City Council rejects deal for building
By Ty Johnson
Published in News on May 3, 2011 1:46 PM
The city's inclination to purchase the building that currently houses the Arts Council of Wayne County at 2406 E. Ash St. will be put on hold after the City Council voted last night to cancel its current contract with the Arts Council and to begin discussions to negotiate a new agreement.
Interim City Manager Tasha Logan said issues discussed at the April 18 council meeting concerning windows would be addressed through repairs and renovations to the building, but the high costs associated with those repairs appeared to undo the agreement the city entered into with the Arts Council in February. City officials signed a contract, which included a clause that permitted the city to reneg for any reason during the inspection process.
Engineer Jerry Hodge, whom the city hired to perform a structural analysis of the building, said in his preliminary report that the building's dimensions and ceiling put stress on second floor windows, which increased the likelihood of the windows cracking when temperatures fluctuate.
"There were no major problems that were found with the building," Ms. Logan said. "We would fix the windows. We would change the type of window and frame and add a UV coating to the windows. All of that would be put in to help replace the windows.
Ms. Logan added that the costs for the renovations would be less than what the city would spend to build a new building. According to Hodge's report, renovations to the building, including replacing the plaster ceiling, roof, heating, ventilation and air conditioning systems and windows, would cost $1.4 million along with the building purchase price of $600,000. That would mean the city would spend $2 million to prepare the building to house its proposed Air Force Museum. The city has said it is banking on cooperation from Seymour Johnson Air Force Base to help fund exhibits and on volunteer work from Air Force veterans to help staff the museum.

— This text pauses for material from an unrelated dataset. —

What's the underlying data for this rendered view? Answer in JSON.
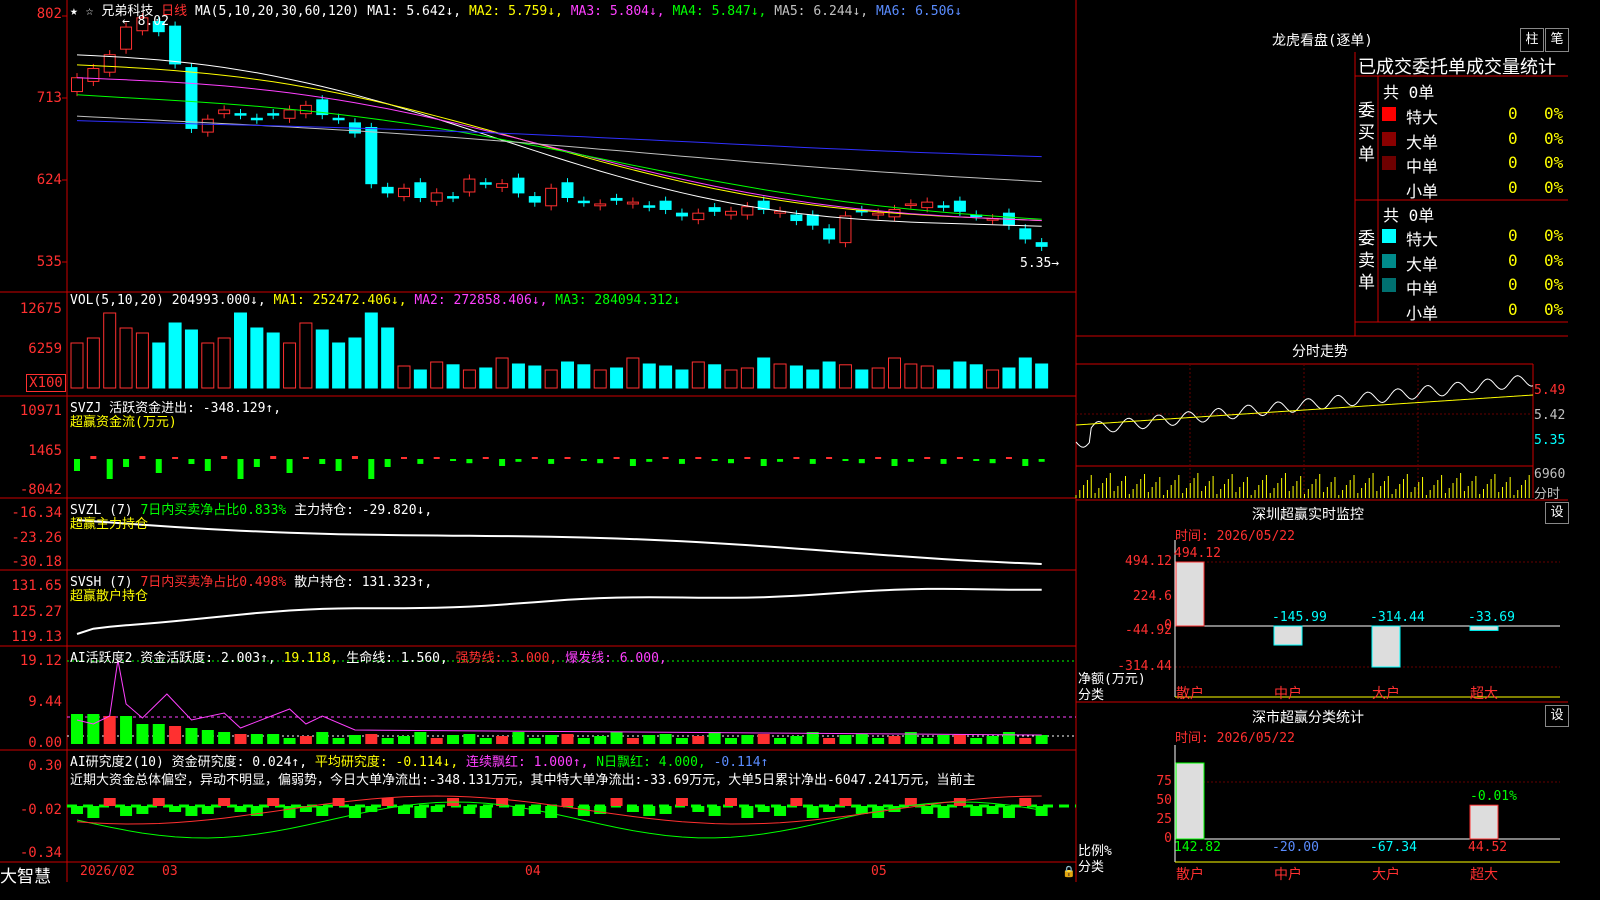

The council members initially had no questions for Hodge until District 6 Councilman Jackie Warrick began questioning the costs to bring in exhibits. Ms. Logan said the city would likely relocate the plane outside the police and fire complex to the museum, but Warrick wanted to know specifics about actually suspending airplanes from the ceiling.
Hodge said modifications would be required for the ceiling to hold a 1,200-pound replica and that to support an actual plane, as Warrick suggested, a substantial amount of restructuring involving steel beams would be required. Warrick asked for a price estimation from Hodge, which the engineer said he couldn't provide without more research since the plaster ceilings made it difficult and there was little known about what type of weight the structure would need to hold.
"At this time, there's no way to determine the exact price," Mayor Al King said. "There's a lot we don't know at this point."
District 1 Councilman Michael Headen concurred.
"There's a lot of uncertainty here," he said.
During the discussion between Ms. Logan, Hodge and Warrick, Mayor Pro-tem Chuck Allen suggested the council move into closed session for further discussion on the matter. The motion was passed and after a little more than 10 minutes of deliberation, the council opened its doors again to announce its decision to cancel the contract with the Arts Council and to renegotiate.
"I think the cost of the windows were a lot more than we had ever anticipated they were so we just felt like that was a reason or opportunity to renegotiate the contract," Allen said after the work session.
He said City Attorney Jim Womble and Ms. Logan had been charged with meeting with the Arts Council to come up with a new agreement.